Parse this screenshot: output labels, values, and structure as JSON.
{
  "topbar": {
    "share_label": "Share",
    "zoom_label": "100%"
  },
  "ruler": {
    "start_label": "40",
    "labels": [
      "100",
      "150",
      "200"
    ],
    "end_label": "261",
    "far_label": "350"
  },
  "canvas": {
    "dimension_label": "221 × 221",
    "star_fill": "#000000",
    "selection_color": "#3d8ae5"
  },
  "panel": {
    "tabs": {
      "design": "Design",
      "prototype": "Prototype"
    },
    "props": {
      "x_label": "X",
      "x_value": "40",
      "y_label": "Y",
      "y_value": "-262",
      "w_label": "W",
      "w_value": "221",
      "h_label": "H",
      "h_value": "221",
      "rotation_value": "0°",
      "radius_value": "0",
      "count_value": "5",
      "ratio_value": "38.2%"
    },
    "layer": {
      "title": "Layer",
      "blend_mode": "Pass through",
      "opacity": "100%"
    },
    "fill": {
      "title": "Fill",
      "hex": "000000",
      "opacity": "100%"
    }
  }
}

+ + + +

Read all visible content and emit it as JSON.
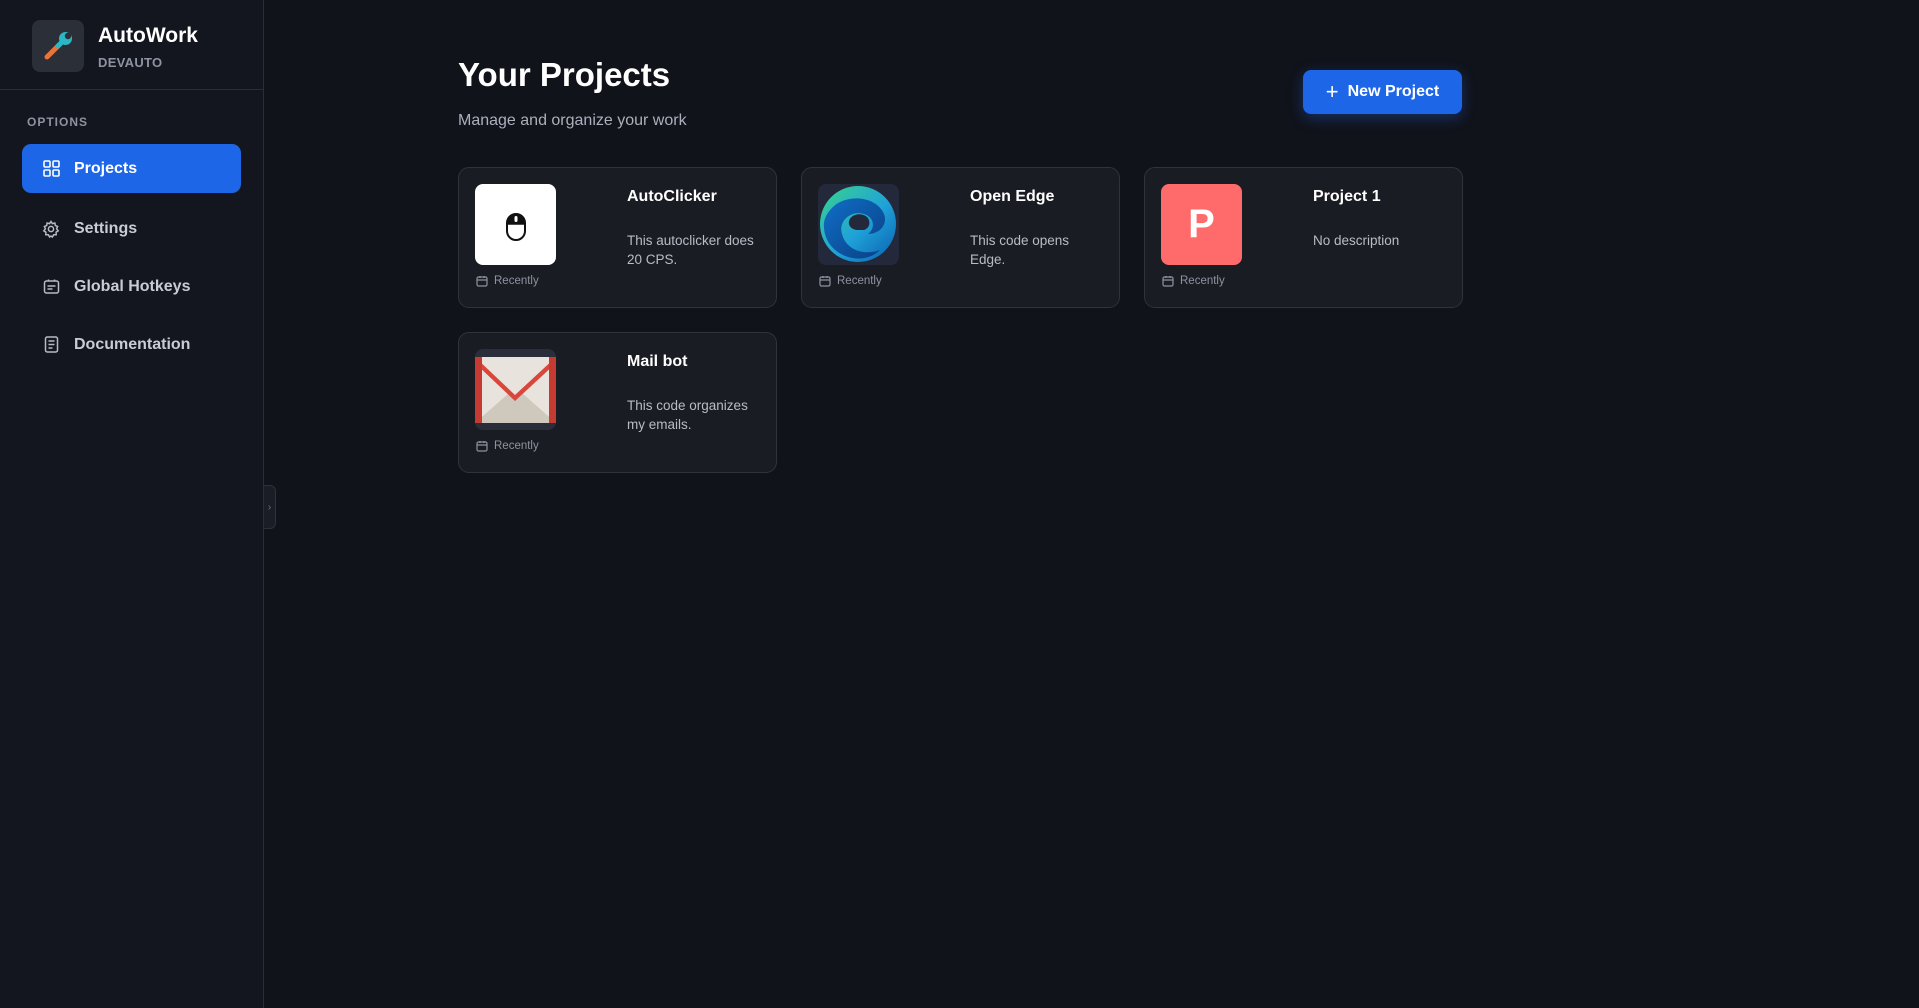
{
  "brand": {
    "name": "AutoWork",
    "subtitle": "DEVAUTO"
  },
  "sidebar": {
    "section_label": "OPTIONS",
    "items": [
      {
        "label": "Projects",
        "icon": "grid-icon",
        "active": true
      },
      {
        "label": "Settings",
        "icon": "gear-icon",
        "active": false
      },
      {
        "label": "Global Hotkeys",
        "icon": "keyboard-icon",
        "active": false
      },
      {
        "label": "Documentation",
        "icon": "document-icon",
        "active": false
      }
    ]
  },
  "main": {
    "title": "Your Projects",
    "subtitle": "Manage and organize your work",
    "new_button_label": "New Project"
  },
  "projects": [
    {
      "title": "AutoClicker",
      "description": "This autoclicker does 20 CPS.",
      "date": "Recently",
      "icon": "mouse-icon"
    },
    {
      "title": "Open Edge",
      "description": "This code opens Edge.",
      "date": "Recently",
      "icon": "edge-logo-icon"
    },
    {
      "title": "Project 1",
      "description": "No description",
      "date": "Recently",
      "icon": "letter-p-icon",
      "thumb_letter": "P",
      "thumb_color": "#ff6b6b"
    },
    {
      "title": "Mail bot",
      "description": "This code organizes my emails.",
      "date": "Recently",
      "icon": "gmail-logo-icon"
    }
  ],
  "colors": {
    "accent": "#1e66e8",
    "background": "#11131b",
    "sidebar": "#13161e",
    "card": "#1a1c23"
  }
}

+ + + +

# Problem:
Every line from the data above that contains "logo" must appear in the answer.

# Solved problem:
      "icon": "edge-logo-icon"
      "icon": "gmail-logo-icon"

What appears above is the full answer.